Please return every line from the entries that has the string "data" in it.

:::::

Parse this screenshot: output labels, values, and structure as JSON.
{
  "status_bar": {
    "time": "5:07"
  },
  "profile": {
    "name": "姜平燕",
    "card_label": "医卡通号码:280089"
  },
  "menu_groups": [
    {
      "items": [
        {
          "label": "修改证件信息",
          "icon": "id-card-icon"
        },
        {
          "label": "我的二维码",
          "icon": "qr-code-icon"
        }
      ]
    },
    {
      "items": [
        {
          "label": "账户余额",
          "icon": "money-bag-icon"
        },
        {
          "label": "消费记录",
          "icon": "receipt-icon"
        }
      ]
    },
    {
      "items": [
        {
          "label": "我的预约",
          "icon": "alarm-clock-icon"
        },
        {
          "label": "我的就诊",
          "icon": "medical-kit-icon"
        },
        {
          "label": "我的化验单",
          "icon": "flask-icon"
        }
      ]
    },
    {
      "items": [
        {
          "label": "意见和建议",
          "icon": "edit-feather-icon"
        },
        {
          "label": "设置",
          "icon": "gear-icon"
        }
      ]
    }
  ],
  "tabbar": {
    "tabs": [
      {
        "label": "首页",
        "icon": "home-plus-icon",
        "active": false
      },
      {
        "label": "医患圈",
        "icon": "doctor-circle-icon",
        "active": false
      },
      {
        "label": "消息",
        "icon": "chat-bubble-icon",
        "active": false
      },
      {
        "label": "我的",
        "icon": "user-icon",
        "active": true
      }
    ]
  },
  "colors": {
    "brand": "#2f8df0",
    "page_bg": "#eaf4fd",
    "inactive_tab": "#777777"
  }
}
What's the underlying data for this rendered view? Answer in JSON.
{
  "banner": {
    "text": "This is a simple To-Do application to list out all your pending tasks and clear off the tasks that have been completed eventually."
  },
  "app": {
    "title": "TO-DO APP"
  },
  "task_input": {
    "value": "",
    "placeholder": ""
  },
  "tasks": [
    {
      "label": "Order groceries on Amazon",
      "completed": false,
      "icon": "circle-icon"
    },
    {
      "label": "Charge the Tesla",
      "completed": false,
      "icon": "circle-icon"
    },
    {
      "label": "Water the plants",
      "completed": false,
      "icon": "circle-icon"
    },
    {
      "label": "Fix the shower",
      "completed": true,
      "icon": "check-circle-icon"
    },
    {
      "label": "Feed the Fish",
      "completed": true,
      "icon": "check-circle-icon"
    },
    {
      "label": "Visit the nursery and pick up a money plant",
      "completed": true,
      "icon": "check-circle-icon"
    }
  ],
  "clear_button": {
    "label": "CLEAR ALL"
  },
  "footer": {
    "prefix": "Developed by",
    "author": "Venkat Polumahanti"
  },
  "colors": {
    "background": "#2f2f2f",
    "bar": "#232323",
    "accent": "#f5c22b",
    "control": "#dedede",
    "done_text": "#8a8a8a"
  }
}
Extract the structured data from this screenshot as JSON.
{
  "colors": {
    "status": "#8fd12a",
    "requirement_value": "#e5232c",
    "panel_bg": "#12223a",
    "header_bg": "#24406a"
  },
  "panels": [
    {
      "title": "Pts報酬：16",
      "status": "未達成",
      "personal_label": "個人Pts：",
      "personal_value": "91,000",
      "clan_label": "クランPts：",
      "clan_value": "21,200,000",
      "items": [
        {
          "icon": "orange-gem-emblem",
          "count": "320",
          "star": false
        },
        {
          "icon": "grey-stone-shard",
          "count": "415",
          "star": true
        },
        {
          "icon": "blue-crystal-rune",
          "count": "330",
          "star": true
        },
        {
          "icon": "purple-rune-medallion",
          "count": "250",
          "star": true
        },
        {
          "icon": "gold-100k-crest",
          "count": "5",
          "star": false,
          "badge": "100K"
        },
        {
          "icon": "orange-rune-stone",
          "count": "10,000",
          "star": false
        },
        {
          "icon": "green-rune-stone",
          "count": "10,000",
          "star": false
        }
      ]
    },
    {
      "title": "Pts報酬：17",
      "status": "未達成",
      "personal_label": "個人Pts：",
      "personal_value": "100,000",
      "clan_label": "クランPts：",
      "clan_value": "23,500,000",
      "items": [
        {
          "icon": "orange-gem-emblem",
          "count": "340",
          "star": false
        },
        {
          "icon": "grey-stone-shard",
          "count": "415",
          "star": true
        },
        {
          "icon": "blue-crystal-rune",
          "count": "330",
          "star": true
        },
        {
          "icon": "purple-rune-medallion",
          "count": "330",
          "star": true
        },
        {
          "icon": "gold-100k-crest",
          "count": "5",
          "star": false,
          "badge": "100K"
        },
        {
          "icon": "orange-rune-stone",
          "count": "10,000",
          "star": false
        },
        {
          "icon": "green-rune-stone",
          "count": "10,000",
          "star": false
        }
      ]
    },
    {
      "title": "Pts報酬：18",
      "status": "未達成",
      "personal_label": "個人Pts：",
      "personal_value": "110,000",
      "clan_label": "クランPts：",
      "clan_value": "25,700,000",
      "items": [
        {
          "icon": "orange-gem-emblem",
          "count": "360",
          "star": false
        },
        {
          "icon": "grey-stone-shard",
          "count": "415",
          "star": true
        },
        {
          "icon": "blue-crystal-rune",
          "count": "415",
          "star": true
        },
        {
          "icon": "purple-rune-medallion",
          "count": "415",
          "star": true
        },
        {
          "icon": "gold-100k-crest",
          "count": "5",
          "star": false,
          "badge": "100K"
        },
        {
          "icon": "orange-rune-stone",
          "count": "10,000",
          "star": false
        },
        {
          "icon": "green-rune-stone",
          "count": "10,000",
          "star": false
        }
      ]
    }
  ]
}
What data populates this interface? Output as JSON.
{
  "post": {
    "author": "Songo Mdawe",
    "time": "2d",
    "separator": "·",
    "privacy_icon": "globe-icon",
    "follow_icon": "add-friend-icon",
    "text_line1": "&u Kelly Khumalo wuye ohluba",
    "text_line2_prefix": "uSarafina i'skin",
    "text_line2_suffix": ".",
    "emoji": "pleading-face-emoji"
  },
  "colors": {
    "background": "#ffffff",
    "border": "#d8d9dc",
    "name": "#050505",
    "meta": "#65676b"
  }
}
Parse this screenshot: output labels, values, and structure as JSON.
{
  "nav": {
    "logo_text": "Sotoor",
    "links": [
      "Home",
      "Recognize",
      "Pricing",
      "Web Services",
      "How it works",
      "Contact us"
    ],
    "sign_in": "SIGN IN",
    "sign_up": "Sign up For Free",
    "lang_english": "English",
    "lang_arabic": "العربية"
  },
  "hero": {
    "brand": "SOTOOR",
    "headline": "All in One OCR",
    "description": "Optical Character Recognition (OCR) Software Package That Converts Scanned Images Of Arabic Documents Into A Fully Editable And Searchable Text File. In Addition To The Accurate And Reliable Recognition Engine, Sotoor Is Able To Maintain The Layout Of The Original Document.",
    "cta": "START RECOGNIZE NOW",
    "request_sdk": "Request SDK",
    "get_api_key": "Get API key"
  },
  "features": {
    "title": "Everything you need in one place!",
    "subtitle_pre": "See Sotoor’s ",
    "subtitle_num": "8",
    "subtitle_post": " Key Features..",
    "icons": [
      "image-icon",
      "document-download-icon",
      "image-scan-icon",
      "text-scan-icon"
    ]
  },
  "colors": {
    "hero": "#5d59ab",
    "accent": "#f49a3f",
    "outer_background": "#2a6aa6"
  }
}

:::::

■ Exercise answer
What's the underlying data for this rendered view? Answer in JSON.
Extract the structured data from this screenshot as JSON.
What data populates this interface? Output as JSON.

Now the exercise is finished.